Vast areas of our world are desert. More or less empty spaces where little grows and even less goes on. Interestingly, the Christian story has a lot to do with deserts. The Israelites wandered in the desert for forty years. Moses encountered God in the desert, first in the burning bush and then on the mountain. So did Elijah. And, most important of all, Jesus spent forty days in the desert at the start of his ministry.

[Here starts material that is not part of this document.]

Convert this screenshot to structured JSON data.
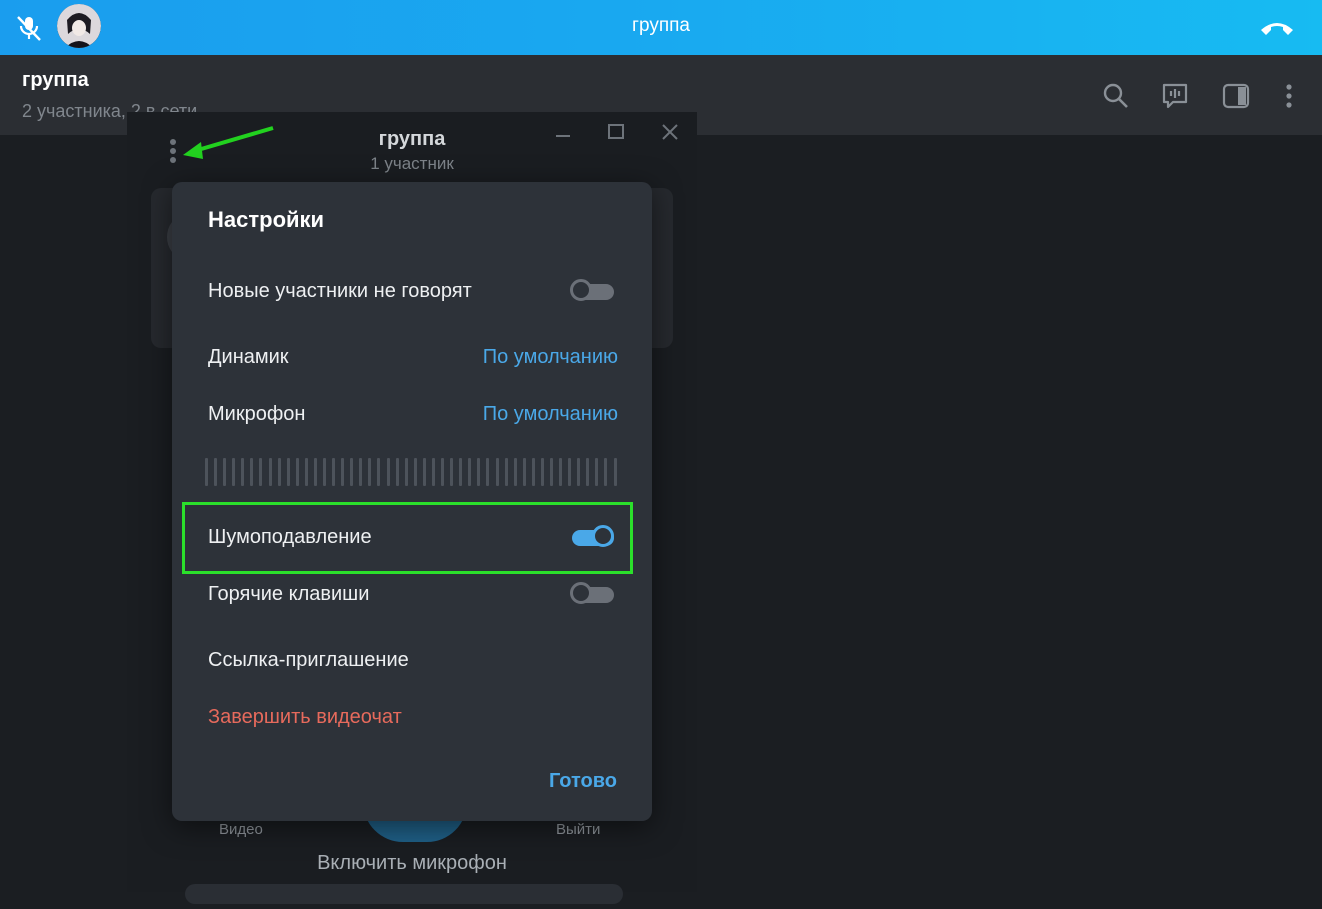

The desert is an empty space where there are few distractions and where we come face to face with ourselves and the quest for love, truth, goodness and God. A place where we learn to breathe again away from all the pressures that make life such a rush and such a noise. In the early centuries of the church, once the Christian faith became popular, there were many who left to live in the desert because they felt the church had betrayed its calling and they wished to renew their spiritual journey away from distraction. These ‘desert fathers’ were the ancestors of the Christian monastic life.

Most of us cannot go out into the wilderness to be alone with God. But in the church’s year there are certain seasons where we are encouraged to imitate Jesus in his desert experience. Advent, the time before Christmas, is traditionally one of these. So is Lent, the season of preparation for Easter. Times when we are encouraged to put aside some of the distractions of life and concentrate on what really matters. Times when we begin to face the void within us, the void where God speaks.

This year Lent begins on 26th February, Ash Wednesday. Traditionally there are three pillars of Lent. Three essential ingredients of Lent. These are prayer, fasting and works of mercy. We are invited to deepen our life of prayer and meditation. To get back to the disciplines of regular prayer, worship and bible reading. We are also invited to fast. Not primarily in order to improve our physical appearance or health but in order to concentrate more on the things of the soul than the body. But fasting need not always be about food or drink. Nowadays we are often addicted to our phones or emails or social media or the news. A good Lent discipline would be to restrict our online habits! Works of mercy. Are we giving enough to those who have less than us or to other important causes? Are we living charitably with others? Lent is a good time to rediscover the importance of acts of charity in the Christian life.

With every good wish from Mark Crowther-Alwyn